Text and Photos by Sarah E. Murphy
The global pandemic has forced us all to do things a little differently, and we’re rediscovering
what’s truly important in life – friends, family, and the creature comforts of home. So why not take
advantage of the quieter and less hectic winter months to explore and enjoy historic Falmouth
Village, the epicenter of our seaside town.
Main Street boasts a unique array of independently-owned restaurants and shops, and we’re
excited to see one more join the list. Eugene Henry’s Gastronomical Delights is a lovely throwback to a simpler time, in the charming space formerly occupied by John’s Shoe Store, a longtime local business. It seems only fitting that this new venture is a nod to yesteryear, owned and
operated by Falmouth native Bruce Allen, in celebration of his late father, Eugene Henry Allen.
Boasting a Willy Wonka-meets-General Store vibe, it serves as a scrapbook of Mr. Allen’s life,
spanning his boyhood days harvesting ice in Sippewissett, to his decades as a volunteer firefighter, to his time working alongside stock car racing legend Ralph Moody. The walls are a work
of art on their own, hand-painted by Sandwich artist Cris Reverdy. Bruce is well-known in the
local community for his 20 years managing Eastman’s Hardware (located just across the street),
and most recently as set designer and construction foreman at Cotuit Center For the Arts. He is
also one of the masterminds behind the beloved former Halloween tradition “Harvest of
Horrors,” at Tony Andrews Farm.
You can find just about anything at Eugene Henry’s, from sweet treats and special seasonings
to spice up your socially-distant dinners, to decorative dish towels and coasters for gifts or
home, to a complete line of men’s products, such as soaps, salves, and beard oil. Whether it’s
something for the holidays, or you’re just looking to make someone’s day brighter, check them
141 Main Street. Open Monday-Saturday, 10 am to 6 pm, and Sunday, 10 am to 5 pm.

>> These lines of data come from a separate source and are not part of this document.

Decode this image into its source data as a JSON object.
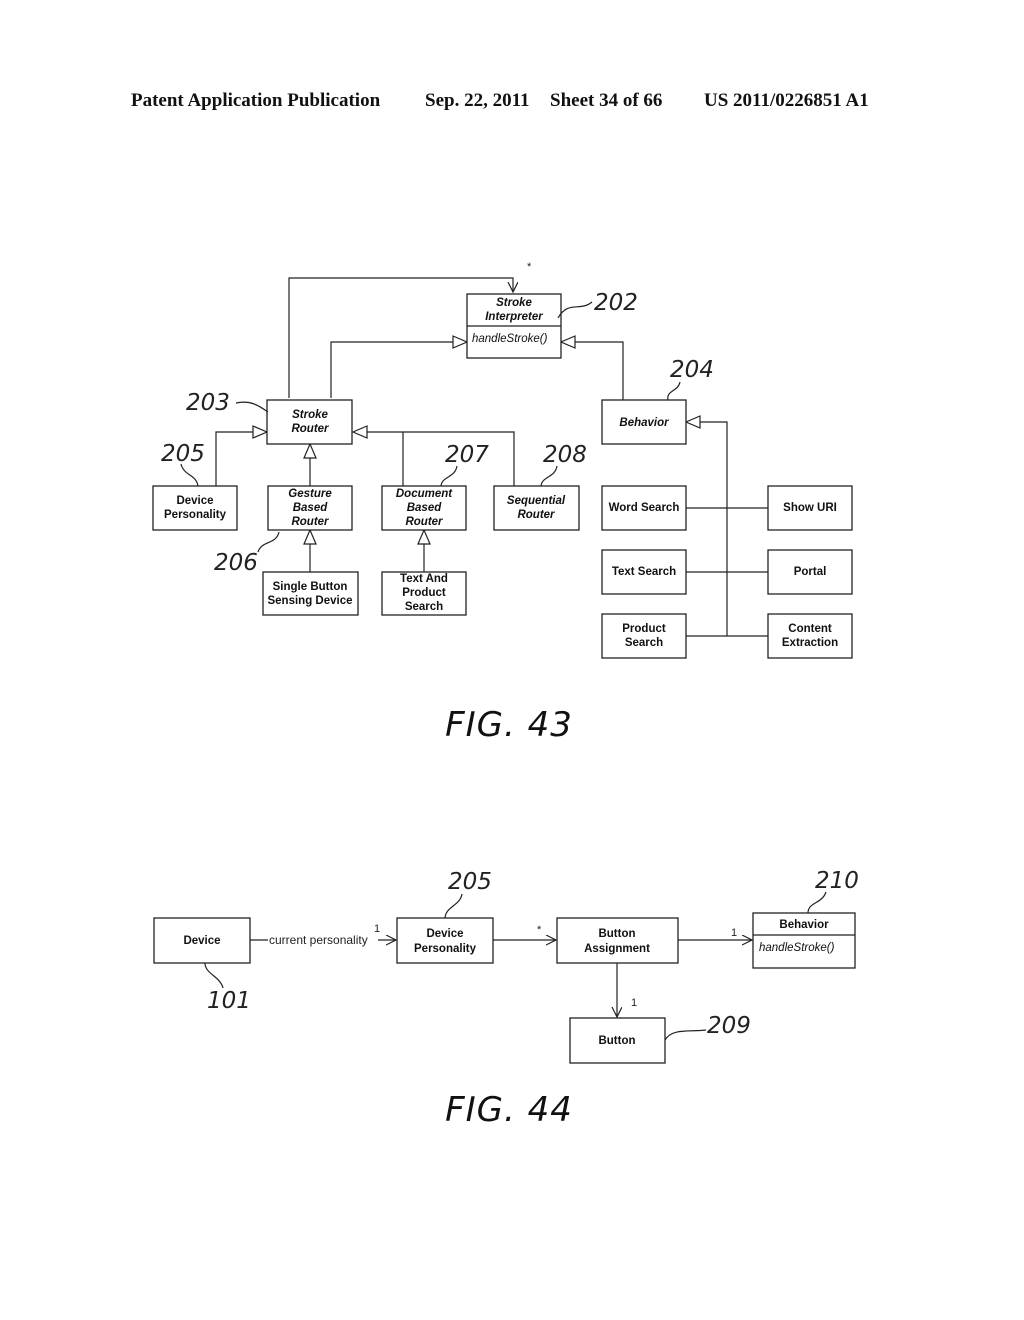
{
  "header": {
    "publication": "Patent Application Publication",
    "date": "Sep. 22, 2011",
    "sheet": "Sheet 34 of 66",
    "number": "US 2011/0226851 A1"
  },
  "fig43": {
    "caption": "FIG. 43",
    "nodes": {
      "stroke_interpreter": {
        "lines": [
          "Stroke",
          "Interpreter"
        ],
        "method": "handleStroke()",
        "ref": "202"
      },
      "stroke_router": {
        "lines": [
          "Stroke",
          "Router"
        ],
        "ref": "203"
      },
      "behavior": {
        "lines": [
          "Behavior"
        ],
        "ref": "204"
      },
      "device_personality": {
        "lines": [
          "Device",
          "Personality"
        ],
        "ref": "205"
      },
      "gesture_based_router": {
        "lines": [
          "Gesture",
          "Based",
          "Router"
        ],
        "ref": "206"
      },
      "document_based_router": {
        "lines": [
          "Document",
          "Based",
          "Router"
        ],
        "ref": "207"
      },
      "sequential_router": {
        "lines": [
          "Sequential",
          "Router"
        ],
        "ref": "208"
      },
      "single_button_sensing_device": {
        "lines": [
          "Single Button",
          "Sensing Device"
        ]
      },
      "text_and_product_search": {
        "lines": [
          "Text And",
          "Product",
          "Search"
        ]
      },
      "word_search": {
        "lines": [
          "Word Search"
        ]
      },
      "text_search": {
        "lines": [
          "Text Search"
        ]
      },
      "product_search": {
        "lines": [
          "Product",
          "Search"
        ]
      },
      "show_uri": {
        "lines": [
          "Show URI"
        ]
      },
      "portal": {
        "lines": [
          "Portal"
        ]
      },
      "content_extraction": {
        "lines": [
          "Content",
          "Extraction"
        ]
      }
    },
    "star_mark": "*"
  },
  "fig44": {
    "caption": "FIG. 44",
    "nodes": {
      "device": {
        "lines": [
          "Device"
        ],
        "ref": "101"
      },
      "device_personality": {
        "lines": [
          "Device",
          "Personality"
        ],
        "ref": "205"
      },
      "button_assignment": {
        "lines": [
          "Button",
          "Assignment"
        ]
      },
      "behavior": {
        "title": "Behavior",
        "method": "handleStroke()",
        "ref": "210"
      },
      "button": {
        "lines": [
          "Button"
        ],
        "ref": "209"
      }
    },
    "edges": {
      "device_to_personality": {
        "label": "current personality",
        "multiplicity": "1"
      },
      "personality_to_assignment": {
        "multiplicity": "*"
      },
      "assignment_to_behavior": {
        "multiplicity": "1"
      },
      "assignment_to_button": {
        "multiplicity": "1"
      }
    }
  }
}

Main Street is also the heartbeat of Falmouth’s ever-expanding culinary scene, with something
for everyone, including Thai, Sushi, Italian, Mexican, and Irish. Main Street’s oldest
restaurant,The Quarterdeck, is also the cornerstone, full of local history as the former stomping
grounds of the late Tommy Leonard, beloved founder of the Falmouth Road Race, who also
spent many years serving up drinks and stories behind the bar. Race enthusiasts will also want
to check out the new monument and crosswalk in Tommy’s memory, located in front Town Hall
Square. Chef/owner Bob Jarvis hails from a culinary background; he also runs Bucatino’s in
North Falmouth and The Pilot House in Sandwich, while his brother operates The Chart Room,
Cataumet’s iconic spot for sunset, seafood, and mudslides. The Quarterdeck is also an intimate
setting for local musicians, a tradition we can’t wait to see return once it’s safe for crowds to
gather again. But you can still get your Quarterdeck fix any time by ordering delicious and easy
curbside service. If you haven’t had Bob’s blackened scallops, you haven’t lived…
164 Main Street. Open Monday to Sunday, 11:30 am to 9 p.m
In this day of impersonal online shopping, Falmouth is extremely lucky to have an independent,
family bookshop right downtown. Despite the nod to Louisa May Alcott’s classic novel, Eight
Cousins isn’t just for kids, boasting an array of titles for adults and teens, in addition to autographed works by local authors. The staff is knowledgeable, passionate, and friendly, and the
free gift wrapping makes any present even more special. Eight Cousins always gives back, by
making donations to countless community fundraisers all year long. We’re counting down the
days until they can resume their diverse and fascinating lecture series, but until then, be sure to
support Falmouth’s only brick-and-mortar bookstore by taking advantage of curbside service
and stocking up on gift cards!
189 Main Street. Open Monday-Thursday, 10 am to 5 pm, Friday and Saturday, 10 am to 6 pm,
and Sunday, 11 am to 4 pm.